I re-read Hooked (Amazon link) because, as you may have seen, I am in the process of developing a physical product. It’s sort of an experiment, and you can check that out here. So, with that physical product experiment on my brain, I’ve been thinking about how to make something that people will be “hooked” by. The book is about forming habits, and how certain products can help people create new and positive habits in their lives. [Full Disclosure: As an affiliate, I receive compensation if you purchase through this link.]
The cool part about it is that Nir breaks down the science of habit-forming into a simple, easy to digest four-part formula. The fact that he was able to do that was really surprising to me, and I admire him for it. Nir even includes exercises at the end of each section with questions for the readers to ask themselves about their own product to determine whether or not it will be habit-forming.
In case you’re curious, here’s a condensed version of the four-part habit-forming formula:
- Trigger: The two types of triggers are: external and internal. Internal is what you want, which is the internal desire inside a person’s mind that prompts action. Think about when you see something that is beautiful, you’re inspired to take a picture, and compelled to share it on Instagram. That reaction, that process, is what we want.
- Action: The Action is when you make your thing compelling and easy for others to engage with it and use it.
- Reward: There are three different types of rewards: reward for the hunt, reward for the tribe, and reward for the self. Does your product (or whatever you create) reward on all three levels?

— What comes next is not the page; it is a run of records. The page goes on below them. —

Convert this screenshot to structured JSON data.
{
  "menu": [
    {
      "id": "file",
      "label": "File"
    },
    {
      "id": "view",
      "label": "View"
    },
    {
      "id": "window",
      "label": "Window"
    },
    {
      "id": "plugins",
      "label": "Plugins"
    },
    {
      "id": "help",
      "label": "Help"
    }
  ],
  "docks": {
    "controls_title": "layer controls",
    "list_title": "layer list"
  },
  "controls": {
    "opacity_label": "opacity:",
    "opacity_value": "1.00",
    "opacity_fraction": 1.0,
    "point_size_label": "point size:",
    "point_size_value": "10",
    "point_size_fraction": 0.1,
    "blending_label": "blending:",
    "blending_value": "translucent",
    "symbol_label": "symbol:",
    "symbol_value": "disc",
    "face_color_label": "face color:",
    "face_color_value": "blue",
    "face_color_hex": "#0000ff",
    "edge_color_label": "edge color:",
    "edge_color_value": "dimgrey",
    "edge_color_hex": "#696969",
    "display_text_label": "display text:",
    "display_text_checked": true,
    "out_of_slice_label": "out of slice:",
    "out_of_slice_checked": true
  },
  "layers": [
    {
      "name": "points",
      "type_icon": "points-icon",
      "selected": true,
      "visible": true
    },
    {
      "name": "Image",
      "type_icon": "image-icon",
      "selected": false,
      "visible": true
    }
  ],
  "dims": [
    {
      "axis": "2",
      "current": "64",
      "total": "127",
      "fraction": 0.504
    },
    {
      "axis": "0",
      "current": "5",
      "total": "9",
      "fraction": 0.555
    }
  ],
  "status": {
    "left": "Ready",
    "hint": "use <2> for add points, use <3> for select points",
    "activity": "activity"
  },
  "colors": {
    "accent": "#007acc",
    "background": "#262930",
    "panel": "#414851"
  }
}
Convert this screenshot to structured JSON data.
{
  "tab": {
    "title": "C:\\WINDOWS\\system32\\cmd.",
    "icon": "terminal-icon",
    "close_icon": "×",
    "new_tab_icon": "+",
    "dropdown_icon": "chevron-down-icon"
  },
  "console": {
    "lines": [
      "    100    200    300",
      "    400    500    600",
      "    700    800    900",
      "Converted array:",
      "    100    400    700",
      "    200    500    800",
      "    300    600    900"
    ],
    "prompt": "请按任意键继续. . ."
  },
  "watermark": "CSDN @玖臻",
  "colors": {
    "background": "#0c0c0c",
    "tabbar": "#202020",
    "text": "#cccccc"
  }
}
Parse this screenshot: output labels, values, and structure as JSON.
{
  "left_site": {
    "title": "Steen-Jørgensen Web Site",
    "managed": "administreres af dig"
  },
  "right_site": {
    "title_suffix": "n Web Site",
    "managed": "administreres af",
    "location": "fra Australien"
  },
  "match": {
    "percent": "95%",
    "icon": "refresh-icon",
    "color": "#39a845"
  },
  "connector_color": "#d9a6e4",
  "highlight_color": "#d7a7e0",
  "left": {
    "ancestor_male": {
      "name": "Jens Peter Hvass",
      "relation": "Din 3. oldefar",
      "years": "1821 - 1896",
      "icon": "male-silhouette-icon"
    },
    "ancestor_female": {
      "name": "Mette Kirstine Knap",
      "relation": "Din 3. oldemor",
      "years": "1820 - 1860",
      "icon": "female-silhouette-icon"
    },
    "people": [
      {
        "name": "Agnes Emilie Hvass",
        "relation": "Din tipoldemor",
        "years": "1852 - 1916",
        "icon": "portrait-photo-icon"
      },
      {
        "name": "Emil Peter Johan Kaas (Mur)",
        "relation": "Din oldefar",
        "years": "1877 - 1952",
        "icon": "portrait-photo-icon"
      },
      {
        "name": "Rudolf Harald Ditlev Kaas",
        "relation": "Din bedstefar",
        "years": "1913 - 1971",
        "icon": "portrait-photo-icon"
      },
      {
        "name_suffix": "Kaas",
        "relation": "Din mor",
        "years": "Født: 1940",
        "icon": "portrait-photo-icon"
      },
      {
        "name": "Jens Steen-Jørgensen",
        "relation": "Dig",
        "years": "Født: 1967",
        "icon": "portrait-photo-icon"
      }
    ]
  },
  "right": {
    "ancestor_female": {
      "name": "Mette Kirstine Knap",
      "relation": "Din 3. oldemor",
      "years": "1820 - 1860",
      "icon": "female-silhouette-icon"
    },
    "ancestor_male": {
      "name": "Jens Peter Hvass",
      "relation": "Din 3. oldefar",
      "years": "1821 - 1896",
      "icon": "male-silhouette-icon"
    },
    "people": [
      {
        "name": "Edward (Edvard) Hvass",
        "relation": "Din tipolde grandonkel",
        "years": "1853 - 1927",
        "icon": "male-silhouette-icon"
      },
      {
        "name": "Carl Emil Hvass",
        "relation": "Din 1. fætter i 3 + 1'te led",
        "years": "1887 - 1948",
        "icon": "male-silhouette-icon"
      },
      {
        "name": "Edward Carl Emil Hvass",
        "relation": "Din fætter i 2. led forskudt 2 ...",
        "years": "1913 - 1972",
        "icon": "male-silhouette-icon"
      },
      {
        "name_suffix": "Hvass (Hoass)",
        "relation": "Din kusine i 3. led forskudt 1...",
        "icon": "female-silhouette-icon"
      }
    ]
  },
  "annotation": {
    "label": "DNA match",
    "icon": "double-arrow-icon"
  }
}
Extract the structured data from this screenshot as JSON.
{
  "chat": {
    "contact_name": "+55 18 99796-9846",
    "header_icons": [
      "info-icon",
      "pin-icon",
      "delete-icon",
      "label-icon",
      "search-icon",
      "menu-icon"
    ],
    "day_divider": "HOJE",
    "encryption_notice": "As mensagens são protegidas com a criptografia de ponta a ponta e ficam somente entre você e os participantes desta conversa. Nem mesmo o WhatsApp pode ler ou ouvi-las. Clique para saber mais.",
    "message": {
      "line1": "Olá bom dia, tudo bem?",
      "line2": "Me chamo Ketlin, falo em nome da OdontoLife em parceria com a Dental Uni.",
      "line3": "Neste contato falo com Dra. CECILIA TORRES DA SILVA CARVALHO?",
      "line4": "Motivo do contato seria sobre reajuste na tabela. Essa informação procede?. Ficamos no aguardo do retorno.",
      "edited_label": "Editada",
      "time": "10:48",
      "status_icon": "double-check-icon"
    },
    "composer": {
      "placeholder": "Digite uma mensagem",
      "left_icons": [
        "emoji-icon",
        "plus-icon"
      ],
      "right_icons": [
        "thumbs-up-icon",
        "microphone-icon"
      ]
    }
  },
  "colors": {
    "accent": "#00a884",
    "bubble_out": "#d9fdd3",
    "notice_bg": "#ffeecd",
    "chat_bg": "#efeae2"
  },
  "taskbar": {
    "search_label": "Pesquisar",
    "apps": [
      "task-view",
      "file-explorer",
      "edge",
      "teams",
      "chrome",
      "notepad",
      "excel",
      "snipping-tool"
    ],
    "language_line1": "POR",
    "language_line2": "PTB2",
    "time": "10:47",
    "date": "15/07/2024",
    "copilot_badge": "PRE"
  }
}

- Investment: When people use your product, you want them to be invested in using it. Dropbox is a good example. I wouldn’t consider getting rid of it because I have so much work saved there. You want to make sure that the person using your product is invested in using it.
Pretty neat, huh? The formula is extremely powerful. So powerful, in fact, that one could use it for nefarious purposes (and many have). Nir goes into a chapter on the ethics and the good vs. evil applications of this formula, which is not to be missed. It makes me think of comic books and superheroes and I’m just in my happy place.
I also found that the real life examples of this formula being applied, from Farmville to Facebook, were a great way to support his points in a way that I could relate.
That being said, one thing that the book made me realize was that my own actions are not always done by choice, which is actually very scary. It’s helped me to rethink some of the rote reactions that I have, like opening up Twitter or YouTube when I had some downtime. It is automatic for me sometimes, which is great for those businesses, but for me as a consumer, it’s made me think more about my actions.
So, who should read this book? Well, I think it’s endlessly fascinating. But, more specifically, I think anyone in software or in the world of product creation could benefit from reading Hooked. If you’re in the world of real estate, for example, maybe this book isn’t for you though. Buying a home should never become habit forming, right? Hehe.Buy the Book on Amazon